If you always spend your refund you are undermining the effectiveness of RRSPs because you are giving up your loan for tax-deferred growth.
A refund associated with your RRSP contribution should not be considered a financial windfall but present value of a future tax payment you must make.
To really harness the power of your diligent RRSP contributions make some decisions about what you’re going to do with the RRSP refund first – ensuring you put the money to work.
Consider the following as leading options:
- Reinvest it back into your RRSP (best bang for your RRSP buck) OR
- Contribute the RRSP-generated refund to fund your TFSA contribution OR if not investing then
- Pay down your mortgage (a guaranteed rate of return on debt + interest).
If you typically spend the $1,440 “gift” in my example then I think you’re better off prioritizing your TFSA over your RRSP because of the known benefits of that present day contribution.
2. Tax deferred growth
At some point, the money that comes out of your RRSP will be taxed.
The tax man will find you and he will ask for his refund. In my example, that’s your $1,440 if your marginal tax rate in retirement is the same as your working years today. It could be lower but with your Canada Pension Plan (CPP), Old Age Security (OAS), pension income and other investments, it could be higher.
With TFSAs, the government has eliminated the guesswork about how much the payback will be for the loaned money – because you don’t get any. You don’t get any tax break on the TFSA contribution so the government is nice enough to offer tax free withdrawals coming out. Even though TFSAs have largely been marketed as a “savings account” I have always suggested you open a TFSA to hold equities in the form of stocks or ETFs for many years – for long-term tax-free growth.
Personally, I have no idea of what my tax rate will be 20 years from now. I can guess but that’s about it. I have a pension and other investments. I’ll calculate all this out in a few decades when I’m a few years away from retirement age and ready to start accepting some income from government programs…if they still exist! 🙂
If you know for sure your tax rate will be significantly lower in retirement than today, RRSP contributions are a wise thing to do. If not, making the TFSA a higher priority might be a better choice.
Contributing to the TFSA today removes any guesswork about future marginal tax rates or any other federally income-tested programs down the road.
|TFSAs – Withdrawals are not considered taxable income.

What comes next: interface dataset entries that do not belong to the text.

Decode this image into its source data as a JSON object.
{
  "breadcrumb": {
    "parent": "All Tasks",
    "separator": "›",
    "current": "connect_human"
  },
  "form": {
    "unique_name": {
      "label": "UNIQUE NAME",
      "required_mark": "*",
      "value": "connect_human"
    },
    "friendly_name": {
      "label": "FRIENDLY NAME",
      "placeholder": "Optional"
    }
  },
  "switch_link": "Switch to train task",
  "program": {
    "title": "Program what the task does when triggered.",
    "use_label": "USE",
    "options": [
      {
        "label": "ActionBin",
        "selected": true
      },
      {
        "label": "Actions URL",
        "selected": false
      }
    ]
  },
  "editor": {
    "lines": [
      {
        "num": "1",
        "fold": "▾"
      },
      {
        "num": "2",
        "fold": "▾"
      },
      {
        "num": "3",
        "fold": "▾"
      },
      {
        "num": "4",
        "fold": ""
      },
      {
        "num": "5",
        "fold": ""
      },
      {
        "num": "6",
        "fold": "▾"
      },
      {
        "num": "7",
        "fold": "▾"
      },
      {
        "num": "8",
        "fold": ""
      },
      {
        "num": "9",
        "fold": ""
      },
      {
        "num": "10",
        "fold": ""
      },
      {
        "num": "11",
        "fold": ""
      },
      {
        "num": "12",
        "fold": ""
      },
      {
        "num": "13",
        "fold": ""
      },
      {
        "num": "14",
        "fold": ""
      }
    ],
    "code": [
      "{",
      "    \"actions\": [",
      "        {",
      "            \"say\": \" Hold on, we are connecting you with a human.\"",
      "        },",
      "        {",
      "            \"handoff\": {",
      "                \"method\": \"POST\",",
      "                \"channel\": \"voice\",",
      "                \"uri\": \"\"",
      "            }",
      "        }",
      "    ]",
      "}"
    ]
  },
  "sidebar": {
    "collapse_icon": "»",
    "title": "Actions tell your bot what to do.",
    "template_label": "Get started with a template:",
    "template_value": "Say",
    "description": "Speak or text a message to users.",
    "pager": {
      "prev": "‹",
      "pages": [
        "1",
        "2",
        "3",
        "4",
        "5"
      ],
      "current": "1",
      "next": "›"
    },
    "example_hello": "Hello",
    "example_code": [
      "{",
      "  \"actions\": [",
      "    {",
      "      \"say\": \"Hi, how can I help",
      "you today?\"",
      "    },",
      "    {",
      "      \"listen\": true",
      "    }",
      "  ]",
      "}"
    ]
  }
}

Income-tested benefits and income tax credits such as the GST Credit, Old Age Security (OAS) and the Guaranteed Income Supplement (GIS) aren’t affected by any TFSA withdrawals. Withdrawals don’t reduce these benefits.||RRSPs – Withdrawals are considered taxable income. RRSP withdrawals could reduce amounts you receive from income-tested benefits and income tax credits such as the GST Credit, OAS and GIS. RRSP withdrawals could reduce your post-retirement government benefits.|
If you spend that RRSP refund then TFSA makes more sense summary
I’m not suggesting to use one account exclusively over the other.
Both accounts have great merits so you use both if you can!
I contribute to both my RRSP and TFSA every year but the TFSA takes priority and likely always will.
But the biggest takeaway from this post is not to blow the RRSP-generated tax refund. You are robbing your future financial self if you do.
What’s your take on the RRSP vs. TFSA debate?
(Note: originally published in 2012. Not a typo. I continue to refresh a few words here and there over time in this post to demystify the RRSP vs. TFSA debate. Ha.)
Thanks for reading.